Keywords: Ethics Retreat, Undergraduate Researchers

The International Journal of Science in Society, Volume 4, Issue 2, pp.71-77. Article: Print (Spiral Bound). Article: Electronic (PDF File; 342.161KB).

Prof. Carol Bender

University Distinguished Outreach Professor and Director, Undergraduate Biology Research Program, College of Science, The University of Arizona, Tucson, Arizona, USA
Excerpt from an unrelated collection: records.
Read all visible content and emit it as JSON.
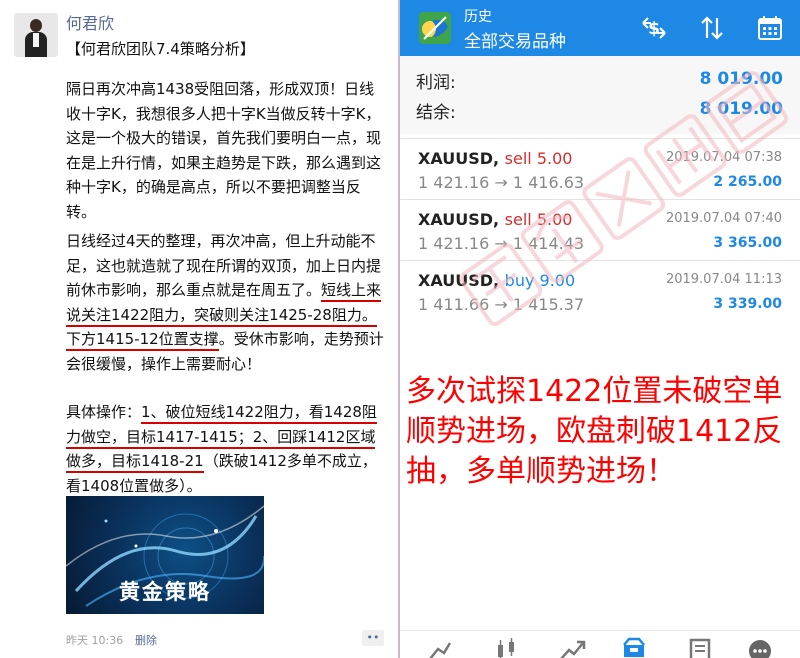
{
  "post": {
    "author": "何君欣",
    "title": "【何君欣团队7.4策略分析】",
    "para1": "隔日再次冲高1438受阻回落，形成双顶！日线收十字K，我想很多人把十字K当做反转十字K，这是一个极大的错误，首先我们要明白一点，现在是上升行情，如果主趋势是下跌，那么遇到这种十字K，的确是高点，所以不要把调整当反转。",
    "para2_a": "日线经过4天的整理，再次冲高，但上升动能不足，这也就造就了现在所谓的双顶，加上日内提前休市影响，那么重点就是在周五了。",
    "para2_ul": "短线上来说关注1422阻力，突破则关注1425-28阻力。下方1415-12位置支撑",
    "para2_b": "。受休市影响，走势预计会很缓慢，操作上需要耐心！",
    "para3_a": "具体操作：",
    "para3_ul": "1、破位短线1422阻力，看1428阻力做空，目标1417-1415；2、回踩1412区域做多，目标1418-21",
    "para3_b": "（跌破1412多单不成立，看1408位置做多）。",
    "banner_text": "黄金策略",
    "time": "昨天 10:36",
    "delete_label": "删除",
    "more_label": "••"
  },
  "app": {
    "title": "历史",
    "subtitle": "全部交易品种",
    "icons": [
      "exchange-dollar-icon",
      "sort-arrows-icon",
      "calendar-icon"
    ],
    "profit_label": "利润:",
    "profit_value": "8 019.00",
    "balance_label": "结余:",
    "balance_value": "8 019.00",
    "trades": [
      {
        "symbol": "XAUUSD,",
        "side": "sell 5.00",
        "date": "2019.07.04 07:38",
        "prices": "1 421.16 → 1 416.63",
        "profit": "2 265.00"
      },
      {
        "symbol": "XAUUSD,",
        "side": "sell 5.00",
        "date": "2019.07.04 07:40",
        "prices": "1 421.16 → 1 414.43",
        "profit": "3 365.00"
      },
      {
        "symbol": "XAUUSD,",
        "side": "buy 9.00",
        "date": "2019.07.04 11:13",
        "prices": "1 411.66 → 1 415.37",
        "profit": "3 339.00"
      }
    ],
    "annotation": "多次试探1422位置未破空单顺势进场，欧盘刺破1412反抽，多单顺势进场！",
    "watermark": "何君欣出品",
    "nav_icons": [
      "chart-edit-icon",
      "candlestick-icon",
      "trend-icon",
      "history-icon",
      "news-icon",
      "chat-icon"
    ]
  },
  "colors": {
    "accent": "#1e88e5",
    "sell": "#d32f2f",
    "annotation": "#ff0000",
    "link": "#576b95"
  }
}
Prof. Carol Bender is a University Distinguished Outreach Professor and Director of the Undergraduate Biology Research Program (UBRP) and the Biomedical Research Abroad: Vistas Open! (BRAVO!) Program at the University of Arizona. She has led these programs for 25 years and is an innovator in undergraduate research training. For thirteen years she has organized a two-day, off campus ethics retreat for UBRP students to introduce them to the ethical conduct of science. The didactic and interactive retreat provides an introduction to issues most students have not considered previously.